Discordant News Framed as “Opinion”
News that challenges the political and economic status quo is frequently framed as “opinion” or “commentary” by corporate news media. For example, independent outlets such as The Nation, the Guardian and The Intercept have carefully chronicled the efforts of Canary Mission, a scandal-mongering website devoted to demonizing Israel’s critics, and its impact on free speech rights. Dating back to 2019, establishment coverage of Canary Mission and the organization’s McCarthyite tactics has been limited to an editorial in The New York Times by civil rights advocate Michelle Alexander. Similarly, reporting on how factory farming creates a perfect breeding ground for new diseases that can easily spread to humans was covered most thoroughly by small, independent investigative news outfits. Apart from a substantial report published by Vox, the only corporate coverage of note was an op-ed in the Los Angeles Times.
Isolated Corporate Coverage
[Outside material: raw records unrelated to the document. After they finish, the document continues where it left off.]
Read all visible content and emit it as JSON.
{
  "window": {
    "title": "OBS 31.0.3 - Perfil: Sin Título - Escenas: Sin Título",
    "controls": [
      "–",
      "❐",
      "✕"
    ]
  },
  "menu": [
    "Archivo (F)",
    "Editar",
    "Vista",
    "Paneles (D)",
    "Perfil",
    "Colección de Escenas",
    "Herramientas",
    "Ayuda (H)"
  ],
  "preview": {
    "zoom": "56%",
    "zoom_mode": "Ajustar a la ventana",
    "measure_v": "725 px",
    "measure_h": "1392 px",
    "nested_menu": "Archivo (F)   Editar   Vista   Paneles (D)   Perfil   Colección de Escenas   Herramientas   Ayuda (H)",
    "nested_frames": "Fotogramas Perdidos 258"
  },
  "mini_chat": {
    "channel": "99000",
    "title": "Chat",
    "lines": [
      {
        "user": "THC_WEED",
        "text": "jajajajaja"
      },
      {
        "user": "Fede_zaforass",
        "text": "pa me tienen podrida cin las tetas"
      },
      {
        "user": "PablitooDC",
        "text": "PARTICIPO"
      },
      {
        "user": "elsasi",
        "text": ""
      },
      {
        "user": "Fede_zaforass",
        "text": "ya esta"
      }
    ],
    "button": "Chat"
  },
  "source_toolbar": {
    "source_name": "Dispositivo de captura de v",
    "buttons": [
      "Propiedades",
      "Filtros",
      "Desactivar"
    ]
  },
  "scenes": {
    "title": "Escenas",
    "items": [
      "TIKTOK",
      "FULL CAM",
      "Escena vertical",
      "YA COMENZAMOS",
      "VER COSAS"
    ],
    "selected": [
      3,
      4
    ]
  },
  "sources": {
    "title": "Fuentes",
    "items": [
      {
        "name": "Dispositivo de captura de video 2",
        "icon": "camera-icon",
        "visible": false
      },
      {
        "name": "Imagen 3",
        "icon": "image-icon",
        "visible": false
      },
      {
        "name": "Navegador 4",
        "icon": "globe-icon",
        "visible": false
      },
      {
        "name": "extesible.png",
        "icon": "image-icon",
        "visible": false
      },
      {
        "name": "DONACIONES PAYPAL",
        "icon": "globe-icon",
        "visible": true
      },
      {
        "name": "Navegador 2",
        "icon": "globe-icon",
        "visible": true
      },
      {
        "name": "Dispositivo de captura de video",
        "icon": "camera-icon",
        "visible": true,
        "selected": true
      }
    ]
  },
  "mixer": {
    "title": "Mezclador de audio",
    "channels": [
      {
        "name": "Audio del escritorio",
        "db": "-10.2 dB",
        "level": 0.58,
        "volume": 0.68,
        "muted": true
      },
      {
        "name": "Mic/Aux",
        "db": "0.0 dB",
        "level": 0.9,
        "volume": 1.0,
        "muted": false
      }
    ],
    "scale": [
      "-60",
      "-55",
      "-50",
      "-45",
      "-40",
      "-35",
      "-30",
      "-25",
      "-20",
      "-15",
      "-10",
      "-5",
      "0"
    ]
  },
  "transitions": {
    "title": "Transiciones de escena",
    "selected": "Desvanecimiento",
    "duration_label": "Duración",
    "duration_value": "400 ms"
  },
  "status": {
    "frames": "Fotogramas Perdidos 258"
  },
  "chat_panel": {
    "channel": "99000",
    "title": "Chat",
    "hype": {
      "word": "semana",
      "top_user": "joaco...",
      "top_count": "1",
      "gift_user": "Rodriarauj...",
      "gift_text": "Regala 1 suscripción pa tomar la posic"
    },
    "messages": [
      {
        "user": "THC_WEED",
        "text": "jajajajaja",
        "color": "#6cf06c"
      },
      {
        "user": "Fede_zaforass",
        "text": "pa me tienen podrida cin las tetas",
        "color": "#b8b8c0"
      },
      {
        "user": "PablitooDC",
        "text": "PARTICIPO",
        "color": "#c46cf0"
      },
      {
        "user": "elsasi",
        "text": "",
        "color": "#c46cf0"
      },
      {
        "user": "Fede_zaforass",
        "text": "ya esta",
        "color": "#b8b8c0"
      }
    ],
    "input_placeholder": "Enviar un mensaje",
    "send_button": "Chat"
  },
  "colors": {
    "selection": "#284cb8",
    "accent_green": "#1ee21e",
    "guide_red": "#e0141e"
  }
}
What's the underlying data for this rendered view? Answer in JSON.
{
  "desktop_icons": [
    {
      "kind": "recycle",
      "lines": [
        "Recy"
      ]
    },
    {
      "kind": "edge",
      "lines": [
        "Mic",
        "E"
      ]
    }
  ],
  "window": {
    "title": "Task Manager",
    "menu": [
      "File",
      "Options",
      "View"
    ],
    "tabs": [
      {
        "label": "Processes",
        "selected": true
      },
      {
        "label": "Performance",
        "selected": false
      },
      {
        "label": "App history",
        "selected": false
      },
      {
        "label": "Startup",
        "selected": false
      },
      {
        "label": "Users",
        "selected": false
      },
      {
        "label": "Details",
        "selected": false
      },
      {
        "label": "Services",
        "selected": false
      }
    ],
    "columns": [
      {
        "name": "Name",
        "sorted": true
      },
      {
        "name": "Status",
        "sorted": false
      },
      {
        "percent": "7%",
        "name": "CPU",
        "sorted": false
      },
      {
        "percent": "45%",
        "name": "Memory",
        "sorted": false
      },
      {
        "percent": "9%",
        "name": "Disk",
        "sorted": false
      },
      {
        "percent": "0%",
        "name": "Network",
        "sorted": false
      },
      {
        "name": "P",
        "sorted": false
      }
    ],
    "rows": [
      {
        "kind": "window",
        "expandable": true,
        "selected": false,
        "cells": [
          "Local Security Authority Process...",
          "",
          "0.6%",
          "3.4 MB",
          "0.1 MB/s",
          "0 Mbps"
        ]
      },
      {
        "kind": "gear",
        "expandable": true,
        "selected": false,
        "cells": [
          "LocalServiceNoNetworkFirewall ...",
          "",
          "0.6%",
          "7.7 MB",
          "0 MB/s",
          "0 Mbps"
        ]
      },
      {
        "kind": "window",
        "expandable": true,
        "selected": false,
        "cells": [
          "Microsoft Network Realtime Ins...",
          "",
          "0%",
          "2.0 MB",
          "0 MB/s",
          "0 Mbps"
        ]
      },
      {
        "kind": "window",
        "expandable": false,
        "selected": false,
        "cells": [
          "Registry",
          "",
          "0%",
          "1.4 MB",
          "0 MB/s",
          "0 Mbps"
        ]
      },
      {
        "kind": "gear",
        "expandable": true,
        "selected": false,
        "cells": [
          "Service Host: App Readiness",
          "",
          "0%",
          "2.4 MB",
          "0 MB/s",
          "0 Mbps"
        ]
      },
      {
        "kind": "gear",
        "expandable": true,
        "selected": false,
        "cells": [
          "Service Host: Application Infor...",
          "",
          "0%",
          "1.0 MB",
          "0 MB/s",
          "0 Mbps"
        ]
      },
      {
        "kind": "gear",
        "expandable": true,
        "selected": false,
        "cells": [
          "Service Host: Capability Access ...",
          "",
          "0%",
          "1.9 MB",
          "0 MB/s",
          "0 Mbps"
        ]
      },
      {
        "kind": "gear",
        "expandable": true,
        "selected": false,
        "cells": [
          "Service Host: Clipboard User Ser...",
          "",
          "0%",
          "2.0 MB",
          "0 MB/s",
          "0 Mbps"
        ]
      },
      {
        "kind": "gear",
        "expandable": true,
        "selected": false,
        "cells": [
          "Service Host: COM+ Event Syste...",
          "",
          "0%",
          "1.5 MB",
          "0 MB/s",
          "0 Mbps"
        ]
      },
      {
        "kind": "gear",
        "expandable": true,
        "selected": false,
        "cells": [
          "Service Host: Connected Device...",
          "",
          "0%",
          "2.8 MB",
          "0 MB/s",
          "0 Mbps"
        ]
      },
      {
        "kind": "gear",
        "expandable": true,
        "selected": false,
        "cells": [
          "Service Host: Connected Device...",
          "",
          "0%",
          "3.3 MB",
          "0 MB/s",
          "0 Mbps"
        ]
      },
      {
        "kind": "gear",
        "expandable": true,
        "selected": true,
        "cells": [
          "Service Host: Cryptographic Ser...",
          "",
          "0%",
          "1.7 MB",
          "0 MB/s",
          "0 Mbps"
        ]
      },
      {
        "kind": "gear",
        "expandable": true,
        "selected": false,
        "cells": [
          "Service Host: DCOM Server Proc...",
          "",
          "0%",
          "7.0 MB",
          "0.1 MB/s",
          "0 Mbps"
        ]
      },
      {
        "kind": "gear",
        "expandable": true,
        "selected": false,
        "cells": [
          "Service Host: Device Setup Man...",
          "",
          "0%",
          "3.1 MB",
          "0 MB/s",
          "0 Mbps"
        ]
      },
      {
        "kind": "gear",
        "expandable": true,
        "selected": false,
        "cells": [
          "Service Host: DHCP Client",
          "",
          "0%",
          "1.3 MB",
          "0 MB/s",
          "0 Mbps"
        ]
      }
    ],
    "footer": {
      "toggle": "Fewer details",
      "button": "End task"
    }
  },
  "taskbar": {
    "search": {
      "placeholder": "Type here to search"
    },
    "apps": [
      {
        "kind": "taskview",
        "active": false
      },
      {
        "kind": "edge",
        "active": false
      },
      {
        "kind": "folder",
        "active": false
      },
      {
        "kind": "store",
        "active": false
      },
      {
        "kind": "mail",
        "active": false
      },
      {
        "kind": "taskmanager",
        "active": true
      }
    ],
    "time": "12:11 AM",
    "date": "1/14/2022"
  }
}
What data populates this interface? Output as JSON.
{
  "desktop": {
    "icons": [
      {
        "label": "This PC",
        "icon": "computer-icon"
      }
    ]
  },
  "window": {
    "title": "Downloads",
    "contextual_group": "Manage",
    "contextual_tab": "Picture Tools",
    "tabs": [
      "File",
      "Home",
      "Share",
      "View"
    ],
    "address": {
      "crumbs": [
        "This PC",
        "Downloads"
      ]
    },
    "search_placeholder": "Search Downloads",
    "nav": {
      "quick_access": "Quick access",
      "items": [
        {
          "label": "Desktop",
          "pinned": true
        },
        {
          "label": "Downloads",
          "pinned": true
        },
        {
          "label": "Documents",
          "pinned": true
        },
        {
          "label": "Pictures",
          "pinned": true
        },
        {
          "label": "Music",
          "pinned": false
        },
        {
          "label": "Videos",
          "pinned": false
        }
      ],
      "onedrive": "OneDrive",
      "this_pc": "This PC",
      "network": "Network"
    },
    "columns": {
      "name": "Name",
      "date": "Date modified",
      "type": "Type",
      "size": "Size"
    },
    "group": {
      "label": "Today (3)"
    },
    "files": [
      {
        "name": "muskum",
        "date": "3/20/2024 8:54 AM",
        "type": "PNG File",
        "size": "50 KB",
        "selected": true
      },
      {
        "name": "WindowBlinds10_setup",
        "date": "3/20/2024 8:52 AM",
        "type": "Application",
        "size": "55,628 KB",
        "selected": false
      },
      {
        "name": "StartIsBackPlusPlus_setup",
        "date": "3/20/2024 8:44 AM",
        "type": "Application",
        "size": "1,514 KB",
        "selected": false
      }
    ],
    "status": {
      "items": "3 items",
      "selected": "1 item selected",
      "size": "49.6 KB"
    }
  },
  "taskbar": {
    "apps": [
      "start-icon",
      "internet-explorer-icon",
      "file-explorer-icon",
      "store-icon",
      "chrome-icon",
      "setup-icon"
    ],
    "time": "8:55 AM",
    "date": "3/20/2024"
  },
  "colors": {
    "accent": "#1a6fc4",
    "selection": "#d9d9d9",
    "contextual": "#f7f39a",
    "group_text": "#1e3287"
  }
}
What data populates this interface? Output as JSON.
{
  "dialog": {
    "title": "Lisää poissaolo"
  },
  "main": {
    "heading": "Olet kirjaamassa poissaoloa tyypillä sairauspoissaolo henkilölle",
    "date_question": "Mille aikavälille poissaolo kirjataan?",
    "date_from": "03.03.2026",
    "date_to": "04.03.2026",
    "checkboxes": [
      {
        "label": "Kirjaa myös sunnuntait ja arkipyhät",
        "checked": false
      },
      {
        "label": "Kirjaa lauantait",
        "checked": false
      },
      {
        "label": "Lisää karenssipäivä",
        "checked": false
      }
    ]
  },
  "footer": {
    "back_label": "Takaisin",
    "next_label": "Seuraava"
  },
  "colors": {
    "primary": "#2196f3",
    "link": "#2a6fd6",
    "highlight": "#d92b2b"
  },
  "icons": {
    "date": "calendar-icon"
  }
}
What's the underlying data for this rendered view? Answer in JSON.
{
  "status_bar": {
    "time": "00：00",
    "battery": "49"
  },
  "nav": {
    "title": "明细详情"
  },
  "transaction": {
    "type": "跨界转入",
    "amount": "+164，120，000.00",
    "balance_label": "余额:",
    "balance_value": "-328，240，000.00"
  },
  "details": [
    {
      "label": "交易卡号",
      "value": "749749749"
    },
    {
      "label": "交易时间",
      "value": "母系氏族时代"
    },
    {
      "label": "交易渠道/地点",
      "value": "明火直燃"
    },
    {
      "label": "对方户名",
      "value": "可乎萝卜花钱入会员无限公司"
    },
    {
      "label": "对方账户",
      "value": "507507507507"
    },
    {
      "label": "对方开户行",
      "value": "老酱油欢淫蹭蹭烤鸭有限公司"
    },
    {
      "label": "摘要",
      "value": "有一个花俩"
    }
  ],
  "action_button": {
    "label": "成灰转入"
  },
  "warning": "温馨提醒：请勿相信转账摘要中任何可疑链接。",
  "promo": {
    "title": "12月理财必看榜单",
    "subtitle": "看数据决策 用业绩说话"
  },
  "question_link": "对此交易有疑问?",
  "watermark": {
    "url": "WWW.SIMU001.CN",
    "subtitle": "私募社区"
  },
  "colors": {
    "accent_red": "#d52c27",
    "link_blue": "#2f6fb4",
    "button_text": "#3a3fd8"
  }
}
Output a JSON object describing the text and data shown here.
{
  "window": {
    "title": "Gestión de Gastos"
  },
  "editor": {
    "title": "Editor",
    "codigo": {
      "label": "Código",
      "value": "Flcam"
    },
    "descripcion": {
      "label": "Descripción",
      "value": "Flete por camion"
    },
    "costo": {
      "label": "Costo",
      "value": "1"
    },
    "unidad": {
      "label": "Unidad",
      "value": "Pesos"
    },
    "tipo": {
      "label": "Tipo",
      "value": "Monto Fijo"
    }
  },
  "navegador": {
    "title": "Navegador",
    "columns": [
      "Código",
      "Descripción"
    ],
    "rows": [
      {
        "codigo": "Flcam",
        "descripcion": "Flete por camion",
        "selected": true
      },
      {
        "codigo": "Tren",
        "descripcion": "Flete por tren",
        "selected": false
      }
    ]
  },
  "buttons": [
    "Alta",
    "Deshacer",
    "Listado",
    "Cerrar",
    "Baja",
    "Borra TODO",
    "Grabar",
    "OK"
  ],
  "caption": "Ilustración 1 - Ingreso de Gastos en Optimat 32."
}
Project Censored’s 2020-2021 story list also includes several topics that were the subject of extensive and well-researched articles in a single major corporate newspaper or magazine but which never got picked up or investigated further by any other major news organization. For instance, Europe’s hunger for biomass fuel made from American forests was the subject of an excellent New York Times article, but no other corporate news outlet so much as ran an op-ed on the topic. The Atlantic reprinted an article from Hakai Magazine, an online journal based in Canada that focuses on ecological issues, about the dire consequences of the darkening of coastal waters, another story on Project’s 2020-2021 list, but no other corporate news outlet paid any attention to the topic whatsoever.
Finally, some of the stories among this year’s Top 25 have, in fact, been completely ignored by the corporate news media. The dangers and legal harassment facing journalists investigating global financial corruption, for instance, has received some attention from the corporate news media outside the United States, but virtually none at all domestically. YouTube’s wholesale demonetizing of progressive channels and video makers has been utterly overlooked by U.S. corporate media, even as they have run several stories about YouTube deplatforming right-wing pundits and politicians.
The Need for Independent Media
Corporate news media are guilty of both “sins of omission” (neglecting significant facts about important issues, failing to follow up on stories that challenge the status quo) and “sins of distortion” (framing news that contradicts conventional wisdom as “opinion,” failing to interpret clearly interrelated events, such as the recent spate of wildcat strikes, as part of an overarching trend). This record of establishment press failure — amply documented by 45 years of Project Censored’s annual story lists — underscores the vital necessity of independent news reporting. In counterpoint to the corporate media’s narrow definitions of who and what count as newsworthy, which often reinforce deep-rooted inequalities, independent news outlets bring to light newsworthy stories that simultaneously expose social injustices and highlight compounding gaps and biases in corporate news coverage.